A giant ancient government complex has been excavated near the new United States Embassy in Jerusalem, revealing a major collection of royal seal impressions, possibly one of the largest collections from the ancient Kingdom of Judah, according to researchers from the Israel Antiquities Authority, as reported by the Times of Israel.
The structure dates back to the reign of Judean kings Hezekiah and Menashe, who ruled approximately from the 8th to the middle of the 7th century BCE, and is believed to be an administrative building that was responsible for the collection and storage of taxes. This was indicated by the discovery of over 120 stamped jar handles found at the site, as agricultural products were used as 'cash crops' for the payment of taxes at that time, including such goods as wine and olive oil. Most of the stamped inscriptions, which are believed to have been made some 2,700 years ago, read “LMLK”, or “LamMeLeKh” in ancient Hebrew script, which can be deciphered as “Belonging to the King”.
According to archaeologists, the discovery of these seal impressions marks a staggering addition to the several thousands similar seals that had been found previously during excavations.
But the discovery of the whole compound, located just three kilometres outside the Old City, with its main “exceptional” Iron Age structure, is believed to shed some profound light on the understanding of how taxes were collected and how the administrative system worked during the period when Jerusalem was run by Kings.
“This is one of the most significant discoveries from the period of the Kings in Jerusalem made in recent years. At the site we excavated, there are signs that governmental activity managed and distributed food supplies not only for shortage but administered agricultural surplus, amassing commodities and wealth,” according to archaeologist Neri Sapir and Nathan Ben-Ari, who are co-directing the excavation process.

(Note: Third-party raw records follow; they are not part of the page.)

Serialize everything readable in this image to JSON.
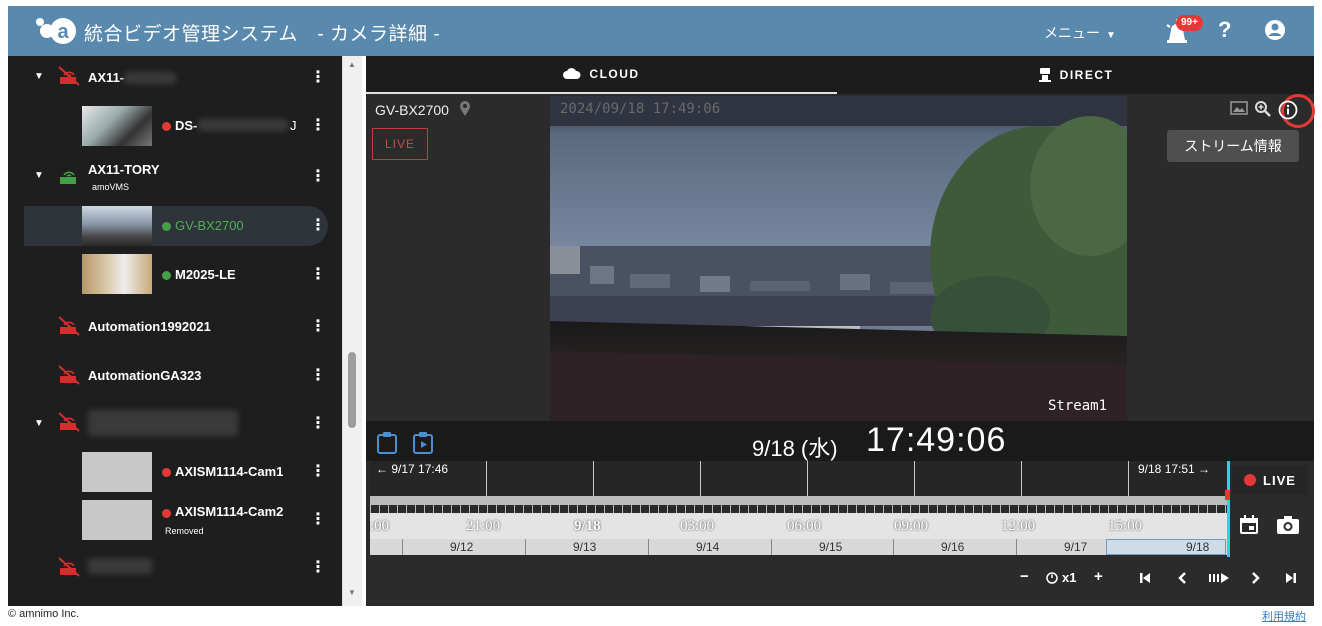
{
  "header": {
    "title": "統合ビデオ管理システム　- カメラ詳細 -",
    "menu_label": "メニュー",
    "notification_badge": "99+",
    "help_label": "?",
    "brand_color": "#5a89ae"
  },
  "sidebar": {
    "items": [
      {
        "name": "AX11-",
        "type": "router-offline"
      },
      {
        "name": "DS-",
        "suffix": "J",
        "type": "camera",
        "status": "red"
      },
      {
        "name": "AX11-TORY",
        "sub": "amoVMS",
        "type": "router-online"
      },
      {
        "name": "GV-BX2700",
        "type": "camera",
        "status": "green",
        "selected": true
      },
      {
        "name": "M2025-LE",
        "type": "camera",
        "status": "green"
      },
      {
        "name": "Automation1992021",
        "type": "router-offline"
      },
      {
        "name": "AutomationGA323",
        "type": "router-offline"
      },
      {
        "name": "",
        "type": "router-offline"
      },
      {
        "name": "AXISM1114-Cam1",
        "type": "camera",
        "status": "red"
      },
      {
        "name": "AXISM1114-Cam2",
        "sub": "Removed",
        "type": "camera",
        "status": "red"
      },
      {
        "name": "",
        "type": "router-offline"
      }
    ],
    "kebab": "⋮"
  },
  "footer": {
    "copyright": "© amnimo Inc.",
    "terms": "利用規約"
  },
  "tabs": [
    {
      "label": "CLOUD",
      "icon": "cloud-icon",
      "active": true
    },
    {
      "label": "DIRECT",
      "icon": "camera-icon",
      "active": false
    }
  ],
  "viewer": {
    "camera_name": "GV-BX2700",
    "live_badge": "LIVE",
    "timestamp": "2024/09/18 17:49:06",
    "stream_label": "Stream1",
    "stream_info_button": "ストリーム情報"
  },
  "playback": {
    "date": "9/18 (水)",
    "time": "17:49:06",
    "range_start": "← 9/17 17:46",
    "range_end": "9/18 17:51 →",
    "live_button": "LIVE",
    "hours": [
      ":00",
      "21:00",
      "9/18",
      "03:00",
      "06:00",
      "09:00",
      "12:00",
      "15:00"
    ],
    "days": [
      "9/12",
      "9/13",
      "9/14",
      "9/15",
      "9/16",
      "9/17",
      "9/18"
    ],
    "speed": "x1",
    "minus": "−",
    "plus": "+"
  }
}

Among other peculiar discoveries made by archaeologists are a collection of clay idols in the forms of animals, women and even horse riders. According to archaeologists, these idolatry objects could be interpreted as symbols of pagan worship, which was prevalent during the period of the Kingdom of Judah.